tags: democracy, Francis Fukuyama
Francis Fukuyama, an acclaimed American political philosopher, entered the global imagination at the end of the Cold War when he prophesied the "end of history" — a belief that, after the fall of communism, free-market liberal democracy had won out and would become the world's "final form of human government." Now, at a moment when liberal democracy seems to be in crisis across the West, Fukuyama, too, wonders about its future.
"Twenty five years ago, I didn't have a sense or a theory about how democracies can go backward," said Fukuyama in a phone interview. "And I think they clearly can."
Fukuyama's initial argument (which I've greatly over-simplified) framed the international zeitgeist for the past two decades. Globalization was the vehicle by which liberalism would spread across the globe. The rule of law and institutions would supplant power politics and tribal divisions. Supranational bodies like the European Union seemed to embody those ideals.
comments powered by Disqus
- Disclosed: Journalist helped defuse a budding conflict between the US and Cuba in 1964
- "People don’t realize": Trump and the historical facts he wants you to know
- Autism doctor Hans Asperger collaborated with the Nazis, new research shows
- School responds to assignment asking students to list 'positives' of slavery
- Is Sean Wilentz right that liberals believe in capitalism and progressives don’t?
- Mary Beard cut from US version of “Civilisations"
- Timothy Garton Ash: "We have six months to foil Brexit. And here’s how we can do it.”

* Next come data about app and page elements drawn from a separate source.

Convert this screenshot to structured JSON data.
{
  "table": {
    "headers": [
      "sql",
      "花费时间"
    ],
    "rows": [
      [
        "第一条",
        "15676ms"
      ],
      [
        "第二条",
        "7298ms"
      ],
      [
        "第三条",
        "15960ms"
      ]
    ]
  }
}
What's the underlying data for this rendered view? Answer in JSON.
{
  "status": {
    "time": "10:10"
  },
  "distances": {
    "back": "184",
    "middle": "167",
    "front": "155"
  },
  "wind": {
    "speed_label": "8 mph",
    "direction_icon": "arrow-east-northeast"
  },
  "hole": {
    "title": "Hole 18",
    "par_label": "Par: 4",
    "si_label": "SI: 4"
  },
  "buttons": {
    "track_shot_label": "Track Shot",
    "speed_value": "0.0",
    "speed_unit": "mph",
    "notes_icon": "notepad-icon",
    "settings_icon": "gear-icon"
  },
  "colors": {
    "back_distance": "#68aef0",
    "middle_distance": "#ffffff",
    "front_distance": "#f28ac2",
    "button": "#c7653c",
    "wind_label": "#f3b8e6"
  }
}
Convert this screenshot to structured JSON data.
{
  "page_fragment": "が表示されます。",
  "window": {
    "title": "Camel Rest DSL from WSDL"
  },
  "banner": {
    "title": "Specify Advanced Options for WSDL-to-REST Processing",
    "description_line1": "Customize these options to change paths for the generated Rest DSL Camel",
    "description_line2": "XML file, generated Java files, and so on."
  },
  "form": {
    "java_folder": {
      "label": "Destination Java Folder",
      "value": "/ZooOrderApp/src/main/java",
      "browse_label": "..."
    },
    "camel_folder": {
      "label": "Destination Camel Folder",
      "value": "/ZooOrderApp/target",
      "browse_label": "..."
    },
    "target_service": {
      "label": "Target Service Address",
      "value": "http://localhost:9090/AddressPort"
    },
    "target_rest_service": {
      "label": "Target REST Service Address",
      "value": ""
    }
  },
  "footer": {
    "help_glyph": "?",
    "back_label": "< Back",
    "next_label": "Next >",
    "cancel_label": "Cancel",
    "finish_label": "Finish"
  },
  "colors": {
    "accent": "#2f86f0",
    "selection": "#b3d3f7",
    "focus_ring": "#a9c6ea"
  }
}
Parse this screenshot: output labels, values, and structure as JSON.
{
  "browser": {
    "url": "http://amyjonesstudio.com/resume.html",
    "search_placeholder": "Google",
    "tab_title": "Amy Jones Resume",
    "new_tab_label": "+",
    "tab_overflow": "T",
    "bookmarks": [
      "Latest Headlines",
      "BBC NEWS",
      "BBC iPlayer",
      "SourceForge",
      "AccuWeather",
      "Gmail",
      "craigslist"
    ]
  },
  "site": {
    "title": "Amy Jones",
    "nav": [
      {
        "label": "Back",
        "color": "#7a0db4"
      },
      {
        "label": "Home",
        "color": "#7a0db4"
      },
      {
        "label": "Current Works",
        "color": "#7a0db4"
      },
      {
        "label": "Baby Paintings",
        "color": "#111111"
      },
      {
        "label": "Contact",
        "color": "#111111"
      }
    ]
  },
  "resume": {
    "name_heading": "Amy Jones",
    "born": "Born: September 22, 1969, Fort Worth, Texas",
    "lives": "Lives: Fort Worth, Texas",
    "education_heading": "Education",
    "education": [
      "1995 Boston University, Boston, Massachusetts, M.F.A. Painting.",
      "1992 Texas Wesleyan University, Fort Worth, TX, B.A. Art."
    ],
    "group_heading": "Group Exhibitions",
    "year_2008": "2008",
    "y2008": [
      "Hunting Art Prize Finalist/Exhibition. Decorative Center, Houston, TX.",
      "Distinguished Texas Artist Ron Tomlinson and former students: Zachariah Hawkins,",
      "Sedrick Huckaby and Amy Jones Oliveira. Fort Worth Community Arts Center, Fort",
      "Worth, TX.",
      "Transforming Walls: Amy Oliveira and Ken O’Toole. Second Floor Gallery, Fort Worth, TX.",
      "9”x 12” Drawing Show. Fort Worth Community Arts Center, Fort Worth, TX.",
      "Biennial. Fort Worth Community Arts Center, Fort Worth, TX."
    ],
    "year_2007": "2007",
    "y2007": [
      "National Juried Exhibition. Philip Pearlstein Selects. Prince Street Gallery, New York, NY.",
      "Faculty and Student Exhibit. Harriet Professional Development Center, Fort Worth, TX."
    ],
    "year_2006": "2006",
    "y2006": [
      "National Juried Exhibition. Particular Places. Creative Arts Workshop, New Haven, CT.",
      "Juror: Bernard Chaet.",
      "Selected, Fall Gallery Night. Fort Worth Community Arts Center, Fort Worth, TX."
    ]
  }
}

- Why the Pulitzer Prize committee keeps ignoring women’s history
- No, we're not reliving the 1960s, says Harvard historian Arne Westad